Measuring the Stars Continued

Spectroscopic Parallax

Spectroscopic parallax isn't exactly a parallax (angle) measurement, but it does present a means of getting a distance estimate for a star that is too far away for actual parallax measurement. You do it by examining the spectrum of a star and determining its spectral type. Looking at the Main Sequence band at that type allows you to look to the left of the diagram and get an estimate of the absolute magnitude. Since you always can find m (apparent magnitude) and you have an estimate of M (absolute magnitude), the formula will yield a distance. The Main Sequence does have some width (is not a thin line), so the estimate of M, and therefore the distance, is somewhat uncertain (has an error bar). That is, however, a LOT better than knowing nothing about the distance.

Finding Stellar Masses

There's only one way to determine the mass of a star directly - measure its gravitational influence on something else. For the Sun it's easy; use the orbits of its planets to find its gravity. For other stars that do not have planets we can see it is a problem. The only thing we are likely to be able to use in finding the star's gravitational influence is another star, and that requires having two stars orbiting each other in a binary star system. Fortunately, over half the stars in the Galaxy are in binary systems, so there are a lot of opportunities.

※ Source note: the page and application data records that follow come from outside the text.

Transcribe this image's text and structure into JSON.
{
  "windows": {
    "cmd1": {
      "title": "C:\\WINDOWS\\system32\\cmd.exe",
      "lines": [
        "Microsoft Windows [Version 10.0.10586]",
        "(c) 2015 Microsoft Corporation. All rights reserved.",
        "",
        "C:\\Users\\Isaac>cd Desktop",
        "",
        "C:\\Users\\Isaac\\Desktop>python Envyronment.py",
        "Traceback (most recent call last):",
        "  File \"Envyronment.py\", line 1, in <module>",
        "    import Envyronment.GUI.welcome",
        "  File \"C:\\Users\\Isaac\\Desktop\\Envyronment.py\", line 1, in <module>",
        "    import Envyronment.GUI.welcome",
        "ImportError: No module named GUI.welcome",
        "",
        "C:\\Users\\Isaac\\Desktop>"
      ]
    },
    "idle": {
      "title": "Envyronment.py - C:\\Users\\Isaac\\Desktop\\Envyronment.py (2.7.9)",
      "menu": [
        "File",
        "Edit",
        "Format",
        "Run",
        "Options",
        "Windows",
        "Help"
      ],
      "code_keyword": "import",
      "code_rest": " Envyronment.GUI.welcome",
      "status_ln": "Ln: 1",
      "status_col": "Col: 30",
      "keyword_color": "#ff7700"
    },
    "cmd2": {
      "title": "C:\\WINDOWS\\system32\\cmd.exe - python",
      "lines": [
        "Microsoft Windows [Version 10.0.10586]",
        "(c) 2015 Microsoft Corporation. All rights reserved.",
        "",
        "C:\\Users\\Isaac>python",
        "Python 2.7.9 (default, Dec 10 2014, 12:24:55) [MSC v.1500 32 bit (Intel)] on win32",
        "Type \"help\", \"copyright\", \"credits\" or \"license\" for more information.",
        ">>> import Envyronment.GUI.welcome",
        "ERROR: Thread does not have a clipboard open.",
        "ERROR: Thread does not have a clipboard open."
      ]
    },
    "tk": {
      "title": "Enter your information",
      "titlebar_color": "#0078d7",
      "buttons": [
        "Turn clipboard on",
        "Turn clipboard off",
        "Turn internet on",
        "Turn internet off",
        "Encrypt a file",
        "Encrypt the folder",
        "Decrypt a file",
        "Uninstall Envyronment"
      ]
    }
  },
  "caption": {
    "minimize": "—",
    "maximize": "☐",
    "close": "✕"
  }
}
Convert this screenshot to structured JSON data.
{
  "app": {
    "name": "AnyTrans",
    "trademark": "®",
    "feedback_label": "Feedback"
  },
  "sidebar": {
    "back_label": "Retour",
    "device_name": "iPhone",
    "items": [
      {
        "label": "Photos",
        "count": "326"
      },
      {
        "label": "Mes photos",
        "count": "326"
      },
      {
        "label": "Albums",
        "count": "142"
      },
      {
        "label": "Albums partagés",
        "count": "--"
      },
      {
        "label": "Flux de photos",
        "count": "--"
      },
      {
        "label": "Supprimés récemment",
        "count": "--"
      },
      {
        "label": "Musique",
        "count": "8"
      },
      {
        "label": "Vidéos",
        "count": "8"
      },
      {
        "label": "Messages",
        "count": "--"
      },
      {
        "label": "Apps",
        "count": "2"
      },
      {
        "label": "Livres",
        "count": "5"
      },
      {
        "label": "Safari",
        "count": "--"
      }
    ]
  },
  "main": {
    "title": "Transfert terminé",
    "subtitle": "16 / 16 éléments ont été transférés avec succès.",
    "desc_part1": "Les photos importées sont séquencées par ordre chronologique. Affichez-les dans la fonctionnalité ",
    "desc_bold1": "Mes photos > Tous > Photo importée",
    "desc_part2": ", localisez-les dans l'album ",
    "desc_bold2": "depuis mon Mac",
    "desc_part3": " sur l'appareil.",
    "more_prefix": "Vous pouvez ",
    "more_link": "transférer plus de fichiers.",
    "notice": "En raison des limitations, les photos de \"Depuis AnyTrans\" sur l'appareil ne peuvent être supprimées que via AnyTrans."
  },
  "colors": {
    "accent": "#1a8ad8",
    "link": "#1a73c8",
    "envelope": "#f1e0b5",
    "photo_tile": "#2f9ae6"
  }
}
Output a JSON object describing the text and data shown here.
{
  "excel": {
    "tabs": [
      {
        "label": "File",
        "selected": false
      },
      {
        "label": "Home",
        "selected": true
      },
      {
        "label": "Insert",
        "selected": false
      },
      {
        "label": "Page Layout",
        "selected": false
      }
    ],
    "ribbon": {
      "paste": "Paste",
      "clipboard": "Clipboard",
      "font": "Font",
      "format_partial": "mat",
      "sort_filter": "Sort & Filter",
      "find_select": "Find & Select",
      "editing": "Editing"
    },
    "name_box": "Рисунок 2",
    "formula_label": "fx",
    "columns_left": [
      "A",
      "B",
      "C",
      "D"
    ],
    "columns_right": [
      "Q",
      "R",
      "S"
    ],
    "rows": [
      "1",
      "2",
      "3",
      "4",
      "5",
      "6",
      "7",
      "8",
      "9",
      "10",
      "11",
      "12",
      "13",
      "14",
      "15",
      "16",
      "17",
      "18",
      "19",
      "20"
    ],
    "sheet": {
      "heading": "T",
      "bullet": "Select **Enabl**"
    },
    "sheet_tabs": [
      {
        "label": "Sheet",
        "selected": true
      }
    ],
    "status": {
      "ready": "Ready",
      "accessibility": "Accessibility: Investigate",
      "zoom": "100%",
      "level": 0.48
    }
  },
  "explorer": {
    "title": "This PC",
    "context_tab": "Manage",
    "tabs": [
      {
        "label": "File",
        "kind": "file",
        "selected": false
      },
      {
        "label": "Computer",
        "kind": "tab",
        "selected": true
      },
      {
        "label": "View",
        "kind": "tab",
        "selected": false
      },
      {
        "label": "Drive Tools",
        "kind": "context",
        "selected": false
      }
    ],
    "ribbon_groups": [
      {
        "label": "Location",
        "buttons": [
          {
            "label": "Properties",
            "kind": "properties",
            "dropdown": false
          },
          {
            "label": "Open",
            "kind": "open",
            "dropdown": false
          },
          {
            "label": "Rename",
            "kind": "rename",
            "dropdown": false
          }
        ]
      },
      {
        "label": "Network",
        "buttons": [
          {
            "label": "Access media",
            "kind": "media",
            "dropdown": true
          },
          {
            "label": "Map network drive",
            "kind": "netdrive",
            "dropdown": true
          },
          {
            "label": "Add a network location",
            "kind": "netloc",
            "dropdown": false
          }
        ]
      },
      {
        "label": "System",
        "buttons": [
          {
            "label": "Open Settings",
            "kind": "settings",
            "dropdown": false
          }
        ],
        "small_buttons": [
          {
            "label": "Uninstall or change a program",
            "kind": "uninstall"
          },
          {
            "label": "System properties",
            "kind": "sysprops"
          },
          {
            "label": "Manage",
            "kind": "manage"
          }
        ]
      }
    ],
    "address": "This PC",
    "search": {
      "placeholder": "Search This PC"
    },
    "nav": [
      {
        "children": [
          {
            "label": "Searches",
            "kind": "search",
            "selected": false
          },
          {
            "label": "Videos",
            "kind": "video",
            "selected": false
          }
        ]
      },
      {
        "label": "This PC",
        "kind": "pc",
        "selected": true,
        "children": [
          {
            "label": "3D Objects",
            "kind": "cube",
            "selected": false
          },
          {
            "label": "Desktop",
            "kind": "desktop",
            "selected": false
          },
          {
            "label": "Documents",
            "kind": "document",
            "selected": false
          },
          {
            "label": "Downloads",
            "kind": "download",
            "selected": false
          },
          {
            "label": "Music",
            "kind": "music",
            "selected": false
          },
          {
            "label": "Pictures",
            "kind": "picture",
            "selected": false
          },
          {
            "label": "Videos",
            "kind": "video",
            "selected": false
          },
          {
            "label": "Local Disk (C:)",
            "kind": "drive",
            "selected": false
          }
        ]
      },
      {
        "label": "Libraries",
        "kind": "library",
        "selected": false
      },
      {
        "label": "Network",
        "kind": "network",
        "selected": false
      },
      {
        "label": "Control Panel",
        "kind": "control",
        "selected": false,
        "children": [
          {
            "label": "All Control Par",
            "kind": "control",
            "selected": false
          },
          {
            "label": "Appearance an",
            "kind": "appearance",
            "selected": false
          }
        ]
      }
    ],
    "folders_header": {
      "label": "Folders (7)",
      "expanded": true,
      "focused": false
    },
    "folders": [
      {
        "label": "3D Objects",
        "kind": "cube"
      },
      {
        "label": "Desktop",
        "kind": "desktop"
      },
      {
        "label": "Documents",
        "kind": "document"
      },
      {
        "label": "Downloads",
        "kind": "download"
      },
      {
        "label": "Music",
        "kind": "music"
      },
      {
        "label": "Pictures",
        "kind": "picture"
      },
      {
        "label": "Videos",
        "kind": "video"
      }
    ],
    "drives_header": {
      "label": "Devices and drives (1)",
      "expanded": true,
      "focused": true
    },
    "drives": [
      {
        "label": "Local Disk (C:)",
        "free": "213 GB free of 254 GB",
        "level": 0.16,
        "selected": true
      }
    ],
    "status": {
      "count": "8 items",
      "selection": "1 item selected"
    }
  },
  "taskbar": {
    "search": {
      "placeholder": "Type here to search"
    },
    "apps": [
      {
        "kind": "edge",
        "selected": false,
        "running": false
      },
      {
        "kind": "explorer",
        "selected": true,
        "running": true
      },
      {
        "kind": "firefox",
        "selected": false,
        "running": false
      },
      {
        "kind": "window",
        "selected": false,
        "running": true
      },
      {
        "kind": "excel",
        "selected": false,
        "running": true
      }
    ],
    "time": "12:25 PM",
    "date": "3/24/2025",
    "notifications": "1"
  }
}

The masses are determined by studying the orbit of the binary system. Remember that the two stars orbit around the common center of mass (CM). Astronomers will determine the following.

Kepler's 3rd law will give the sum of the two masses. The ratio of distances from the CM will give the mass ratio. This gives two simple equations in two unknowns, which can be quickly solved for the masses.

Once masses have been determined for a significant number of stars, we find that mass and luminosity are related. See Figure 10.21 for an indication of the Mass-luminosity relationship (or use this graphic); type O stars are the most massive and type M stars (red dwarfs) are the least massive.

Also note that stellar radius and spectral type are related. The more massive stars are the largest, while the least massive stars are smallest.

Be sure you understand this chapter. Use the questions at the end of the chapter for practice.